"I cried. That was really emotional to me," Steinbuhler said. "This dog never got to run. The owner told me she’d never seen him run in three years. Imagine never being able to run. When I let him loose, he was so joyful. He did the zoomies."
Peanut's smile said it all — this is what the world is really like.
Things will continue to get better for Peanut after his lifelong ordeal. Now, he's learning to adjust to life as a pet and has a foster family to teach him what it means to be cherished and loved. His rescuers wouldn't have it any other way.
"HOPE protects those animals for the rest of their life. He’ll never live on a chain again. It’s night and day," Steinbuhler said.
Peanut's conditions at the beginning of his story are, sadly, far from unique. While tethering laws do exist in many parts of the country, enforcing them often isn't a priority for law enforcement. Steinbuhler hopes that raising awareness about these situations will inspire others to get involved where possible. Sometimes, that requires making a connection with a dog's owner to convince them to do what's right.

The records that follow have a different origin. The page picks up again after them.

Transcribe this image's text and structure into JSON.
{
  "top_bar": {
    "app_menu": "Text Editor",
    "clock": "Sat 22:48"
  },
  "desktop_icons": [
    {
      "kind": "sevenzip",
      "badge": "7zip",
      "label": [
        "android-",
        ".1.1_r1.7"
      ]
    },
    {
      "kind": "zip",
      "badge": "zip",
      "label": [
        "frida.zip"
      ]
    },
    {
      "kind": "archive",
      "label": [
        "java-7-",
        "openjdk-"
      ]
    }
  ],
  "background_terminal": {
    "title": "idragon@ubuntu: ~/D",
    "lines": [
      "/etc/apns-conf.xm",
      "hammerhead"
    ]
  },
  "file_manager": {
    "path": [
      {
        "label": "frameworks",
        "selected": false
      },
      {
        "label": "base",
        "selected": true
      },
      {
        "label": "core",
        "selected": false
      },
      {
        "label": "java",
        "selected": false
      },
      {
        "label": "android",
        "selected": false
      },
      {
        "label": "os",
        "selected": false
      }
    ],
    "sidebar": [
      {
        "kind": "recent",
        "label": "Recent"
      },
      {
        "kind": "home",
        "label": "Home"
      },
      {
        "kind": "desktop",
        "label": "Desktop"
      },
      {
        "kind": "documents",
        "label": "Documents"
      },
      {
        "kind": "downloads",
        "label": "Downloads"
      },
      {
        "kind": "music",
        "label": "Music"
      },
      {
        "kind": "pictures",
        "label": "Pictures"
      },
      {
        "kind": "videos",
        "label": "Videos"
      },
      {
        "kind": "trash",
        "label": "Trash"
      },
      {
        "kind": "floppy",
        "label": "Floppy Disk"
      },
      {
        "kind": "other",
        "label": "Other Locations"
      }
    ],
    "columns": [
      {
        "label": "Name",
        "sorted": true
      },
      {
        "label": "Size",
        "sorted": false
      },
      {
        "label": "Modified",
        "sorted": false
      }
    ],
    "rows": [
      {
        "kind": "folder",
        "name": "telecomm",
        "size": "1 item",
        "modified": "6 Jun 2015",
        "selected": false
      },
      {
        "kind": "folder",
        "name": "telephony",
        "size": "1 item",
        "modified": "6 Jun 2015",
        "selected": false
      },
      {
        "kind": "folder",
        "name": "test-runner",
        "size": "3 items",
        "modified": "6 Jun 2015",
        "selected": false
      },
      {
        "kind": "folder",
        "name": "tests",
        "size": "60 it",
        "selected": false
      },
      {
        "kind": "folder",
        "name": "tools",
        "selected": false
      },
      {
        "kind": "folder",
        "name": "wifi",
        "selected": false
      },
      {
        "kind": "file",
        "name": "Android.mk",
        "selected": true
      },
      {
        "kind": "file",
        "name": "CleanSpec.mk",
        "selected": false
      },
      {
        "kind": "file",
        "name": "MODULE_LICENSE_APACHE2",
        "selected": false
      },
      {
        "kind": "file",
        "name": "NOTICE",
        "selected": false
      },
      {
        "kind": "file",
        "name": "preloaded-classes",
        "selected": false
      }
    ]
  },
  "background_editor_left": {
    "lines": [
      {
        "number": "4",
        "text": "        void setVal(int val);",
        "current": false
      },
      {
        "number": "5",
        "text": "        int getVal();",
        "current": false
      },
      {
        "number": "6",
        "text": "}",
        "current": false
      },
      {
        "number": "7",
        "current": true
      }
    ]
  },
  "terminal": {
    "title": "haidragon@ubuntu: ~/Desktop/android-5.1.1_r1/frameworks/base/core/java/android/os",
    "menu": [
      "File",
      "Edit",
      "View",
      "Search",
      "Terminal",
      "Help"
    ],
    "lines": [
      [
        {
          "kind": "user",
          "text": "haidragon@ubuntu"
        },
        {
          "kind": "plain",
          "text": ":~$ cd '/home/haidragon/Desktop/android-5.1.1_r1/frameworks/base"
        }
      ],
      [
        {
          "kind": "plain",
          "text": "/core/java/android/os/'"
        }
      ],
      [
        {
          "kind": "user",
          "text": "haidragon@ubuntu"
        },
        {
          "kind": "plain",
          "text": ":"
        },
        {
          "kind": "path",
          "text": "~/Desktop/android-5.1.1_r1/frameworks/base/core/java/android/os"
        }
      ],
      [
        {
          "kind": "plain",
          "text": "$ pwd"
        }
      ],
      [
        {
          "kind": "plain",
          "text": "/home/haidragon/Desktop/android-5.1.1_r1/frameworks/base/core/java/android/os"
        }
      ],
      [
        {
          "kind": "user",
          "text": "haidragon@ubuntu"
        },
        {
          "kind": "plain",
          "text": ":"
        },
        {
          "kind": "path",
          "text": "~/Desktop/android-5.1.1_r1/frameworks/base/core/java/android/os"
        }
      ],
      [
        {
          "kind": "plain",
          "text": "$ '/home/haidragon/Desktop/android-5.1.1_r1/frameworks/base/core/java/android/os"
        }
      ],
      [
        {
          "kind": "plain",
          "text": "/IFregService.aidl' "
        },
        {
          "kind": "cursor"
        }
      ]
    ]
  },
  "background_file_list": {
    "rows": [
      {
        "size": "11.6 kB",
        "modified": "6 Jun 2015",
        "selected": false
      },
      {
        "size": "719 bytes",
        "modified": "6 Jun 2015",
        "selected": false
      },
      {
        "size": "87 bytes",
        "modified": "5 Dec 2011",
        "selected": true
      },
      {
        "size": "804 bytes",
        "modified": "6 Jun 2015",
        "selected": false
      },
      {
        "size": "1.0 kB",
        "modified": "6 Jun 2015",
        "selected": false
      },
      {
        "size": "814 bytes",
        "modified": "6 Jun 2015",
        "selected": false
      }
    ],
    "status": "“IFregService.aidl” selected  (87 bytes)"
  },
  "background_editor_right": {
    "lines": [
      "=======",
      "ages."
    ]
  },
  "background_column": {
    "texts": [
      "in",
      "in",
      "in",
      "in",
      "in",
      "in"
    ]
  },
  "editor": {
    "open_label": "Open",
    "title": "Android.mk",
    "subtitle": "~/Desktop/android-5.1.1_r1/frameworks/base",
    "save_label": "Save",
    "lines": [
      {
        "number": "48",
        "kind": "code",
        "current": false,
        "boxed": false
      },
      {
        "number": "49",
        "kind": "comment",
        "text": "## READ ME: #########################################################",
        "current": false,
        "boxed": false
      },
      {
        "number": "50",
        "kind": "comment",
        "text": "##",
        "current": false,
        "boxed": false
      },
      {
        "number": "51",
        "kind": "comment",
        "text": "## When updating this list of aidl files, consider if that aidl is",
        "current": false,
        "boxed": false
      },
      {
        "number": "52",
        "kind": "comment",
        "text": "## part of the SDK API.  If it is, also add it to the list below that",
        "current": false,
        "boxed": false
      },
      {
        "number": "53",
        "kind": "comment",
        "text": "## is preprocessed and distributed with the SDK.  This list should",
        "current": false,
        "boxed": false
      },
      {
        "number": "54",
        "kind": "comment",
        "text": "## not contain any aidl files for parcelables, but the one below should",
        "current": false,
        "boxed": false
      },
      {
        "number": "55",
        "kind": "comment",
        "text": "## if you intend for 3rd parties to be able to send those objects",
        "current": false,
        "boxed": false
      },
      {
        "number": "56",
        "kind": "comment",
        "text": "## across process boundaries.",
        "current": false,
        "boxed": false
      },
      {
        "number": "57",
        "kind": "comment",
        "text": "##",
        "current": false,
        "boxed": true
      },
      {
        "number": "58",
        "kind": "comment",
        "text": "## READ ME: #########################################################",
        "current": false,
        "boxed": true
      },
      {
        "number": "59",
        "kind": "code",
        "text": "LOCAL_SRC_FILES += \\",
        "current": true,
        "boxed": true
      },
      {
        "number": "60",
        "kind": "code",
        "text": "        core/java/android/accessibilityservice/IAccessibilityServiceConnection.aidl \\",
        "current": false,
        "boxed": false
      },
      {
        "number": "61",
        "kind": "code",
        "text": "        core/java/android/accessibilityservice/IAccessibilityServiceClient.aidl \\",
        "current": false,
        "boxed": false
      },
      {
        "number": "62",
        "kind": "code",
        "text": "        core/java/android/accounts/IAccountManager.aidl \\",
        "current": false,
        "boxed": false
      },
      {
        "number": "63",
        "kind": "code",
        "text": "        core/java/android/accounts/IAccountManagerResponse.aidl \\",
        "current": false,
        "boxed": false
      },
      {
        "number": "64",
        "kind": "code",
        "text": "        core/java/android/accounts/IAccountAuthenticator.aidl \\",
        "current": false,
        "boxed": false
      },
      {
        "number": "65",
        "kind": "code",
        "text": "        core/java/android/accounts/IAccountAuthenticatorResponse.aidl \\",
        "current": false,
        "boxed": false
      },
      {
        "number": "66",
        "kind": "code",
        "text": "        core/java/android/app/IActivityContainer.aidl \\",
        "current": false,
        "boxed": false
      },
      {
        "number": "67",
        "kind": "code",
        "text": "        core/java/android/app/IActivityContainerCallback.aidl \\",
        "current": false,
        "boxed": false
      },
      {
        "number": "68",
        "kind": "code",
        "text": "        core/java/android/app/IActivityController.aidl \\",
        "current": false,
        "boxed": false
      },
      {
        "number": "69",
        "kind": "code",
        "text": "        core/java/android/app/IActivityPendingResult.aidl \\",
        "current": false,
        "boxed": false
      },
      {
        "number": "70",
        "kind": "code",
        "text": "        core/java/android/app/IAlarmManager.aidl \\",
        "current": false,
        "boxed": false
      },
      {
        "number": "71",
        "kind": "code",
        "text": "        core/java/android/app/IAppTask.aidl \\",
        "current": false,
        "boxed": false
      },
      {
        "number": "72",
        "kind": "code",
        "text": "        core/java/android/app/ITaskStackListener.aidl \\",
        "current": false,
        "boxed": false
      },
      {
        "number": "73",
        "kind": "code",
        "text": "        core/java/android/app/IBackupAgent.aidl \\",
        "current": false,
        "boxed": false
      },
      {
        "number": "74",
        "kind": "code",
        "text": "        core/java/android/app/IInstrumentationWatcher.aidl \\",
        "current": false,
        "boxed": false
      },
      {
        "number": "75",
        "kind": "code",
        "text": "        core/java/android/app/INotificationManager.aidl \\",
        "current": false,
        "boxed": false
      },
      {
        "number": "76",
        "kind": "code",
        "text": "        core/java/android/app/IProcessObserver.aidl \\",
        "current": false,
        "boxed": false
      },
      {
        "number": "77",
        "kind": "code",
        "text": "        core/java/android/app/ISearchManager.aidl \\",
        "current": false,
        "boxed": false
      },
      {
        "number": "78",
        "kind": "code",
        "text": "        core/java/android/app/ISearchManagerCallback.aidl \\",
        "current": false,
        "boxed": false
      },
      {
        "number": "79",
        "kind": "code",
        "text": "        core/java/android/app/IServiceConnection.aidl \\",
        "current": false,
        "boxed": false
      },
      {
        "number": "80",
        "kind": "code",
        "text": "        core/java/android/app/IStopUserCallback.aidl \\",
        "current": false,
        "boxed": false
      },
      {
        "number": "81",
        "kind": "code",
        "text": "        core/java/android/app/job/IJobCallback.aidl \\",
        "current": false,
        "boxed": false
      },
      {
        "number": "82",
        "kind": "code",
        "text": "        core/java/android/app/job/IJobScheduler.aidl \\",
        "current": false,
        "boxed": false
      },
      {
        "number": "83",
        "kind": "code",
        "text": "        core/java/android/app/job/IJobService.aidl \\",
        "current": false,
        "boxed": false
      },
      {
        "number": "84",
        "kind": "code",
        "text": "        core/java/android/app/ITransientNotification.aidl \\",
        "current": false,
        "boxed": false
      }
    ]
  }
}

"Peanut's owner loved him enough to let him go. There’s something to be said for that," Steinbuhler said. "But I know there are a lot more chained dogs out there, and I hope the country wakes up. Think about living your whole life on a chain. That’s not a way for them to live. Get them off the leash and spend time with them and they’ll be happy."